TASK REQUIREMENTS ▸ The lines needed are those below that contain the word "description"; copy each one.

:: DATA SHOWN

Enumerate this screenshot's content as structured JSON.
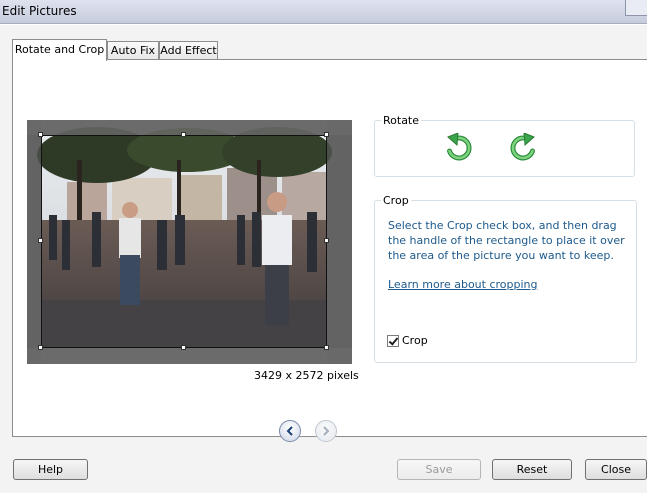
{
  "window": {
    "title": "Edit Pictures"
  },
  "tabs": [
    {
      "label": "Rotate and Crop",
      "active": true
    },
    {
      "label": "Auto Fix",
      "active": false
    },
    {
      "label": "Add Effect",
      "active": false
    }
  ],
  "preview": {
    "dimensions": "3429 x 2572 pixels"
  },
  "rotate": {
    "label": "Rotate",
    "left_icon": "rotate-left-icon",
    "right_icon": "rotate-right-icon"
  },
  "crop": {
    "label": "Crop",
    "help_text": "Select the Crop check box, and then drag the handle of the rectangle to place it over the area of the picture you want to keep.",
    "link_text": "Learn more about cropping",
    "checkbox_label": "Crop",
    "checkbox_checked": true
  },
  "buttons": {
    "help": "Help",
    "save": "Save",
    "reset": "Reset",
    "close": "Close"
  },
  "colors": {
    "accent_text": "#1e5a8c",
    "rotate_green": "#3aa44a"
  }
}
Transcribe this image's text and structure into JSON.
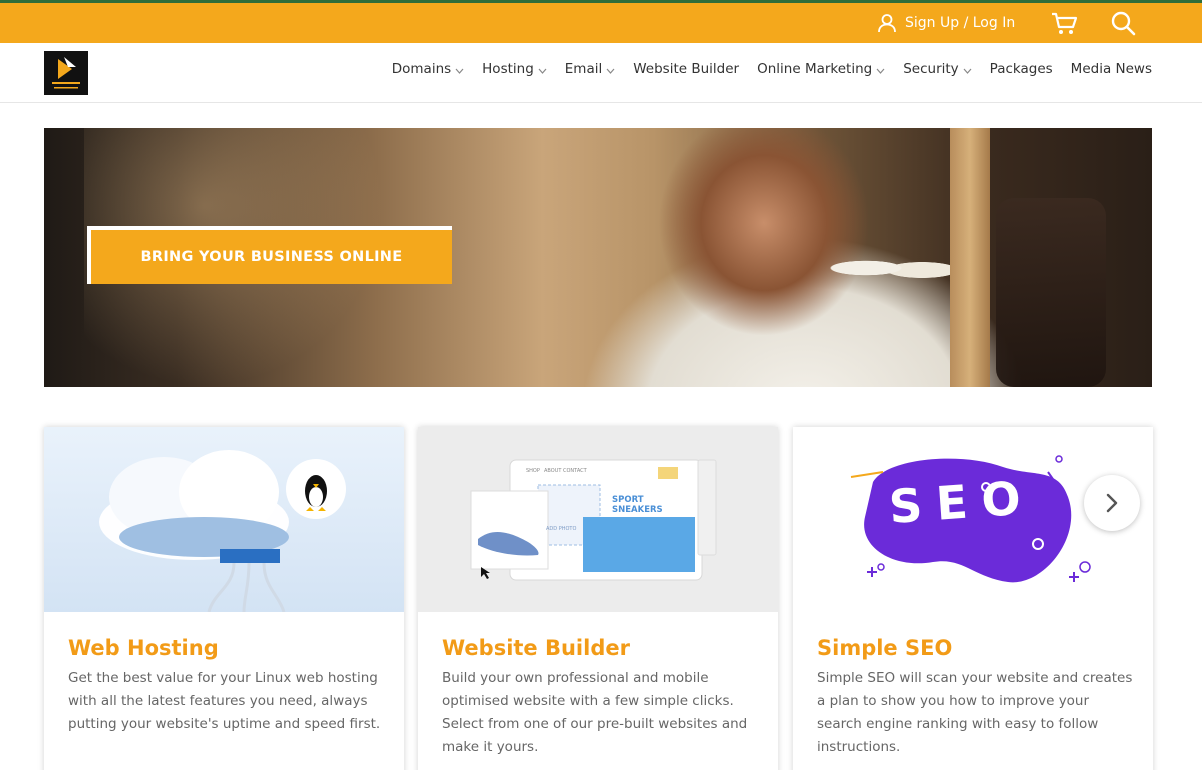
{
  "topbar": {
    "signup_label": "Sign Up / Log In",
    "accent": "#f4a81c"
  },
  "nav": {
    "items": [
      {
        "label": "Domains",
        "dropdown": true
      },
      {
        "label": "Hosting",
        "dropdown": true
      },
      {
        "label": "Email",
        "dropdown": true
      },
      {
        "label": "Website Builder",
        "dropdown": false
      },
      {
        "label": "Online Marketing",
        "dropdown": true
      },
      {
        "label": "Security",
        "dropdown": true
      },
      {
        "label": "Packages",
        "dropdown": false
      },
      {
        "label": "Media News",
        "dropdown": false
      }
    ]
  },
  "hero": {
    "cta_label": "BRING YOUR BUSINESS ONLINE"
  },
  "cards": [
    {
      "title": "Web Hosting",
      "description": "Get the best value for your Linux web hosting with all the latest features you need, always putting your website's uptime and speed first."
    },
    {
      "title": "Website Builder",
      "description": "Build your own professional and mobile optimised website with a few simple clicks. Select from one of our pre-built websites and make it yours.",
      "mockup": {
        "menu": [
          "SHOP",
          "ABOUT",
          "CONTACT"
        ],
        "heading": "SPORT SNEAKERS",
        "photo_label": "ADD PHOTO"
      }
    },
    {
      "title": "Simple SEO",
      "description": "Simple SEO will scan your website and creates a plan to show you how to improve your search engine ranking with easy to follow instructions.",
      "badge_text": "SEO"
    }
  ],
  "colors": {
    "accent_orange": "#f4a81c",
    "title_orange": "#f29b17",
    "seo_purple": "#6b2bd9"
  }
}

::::

RESPONSE TO THE EXERCISE ▸
      "description": "Get the best value for your Linux web hosting with all the latest features you need, always putting your website's uptime and speed first."
      "description": "Build your own professional and mobile optimised website with a few simple clicks. Select from one of our pre-built websites and make it yours.",
      "description": "Simple SEO will scan your website and creates a plan to show you how to improve your search engine ranking with easy to follow instructions.",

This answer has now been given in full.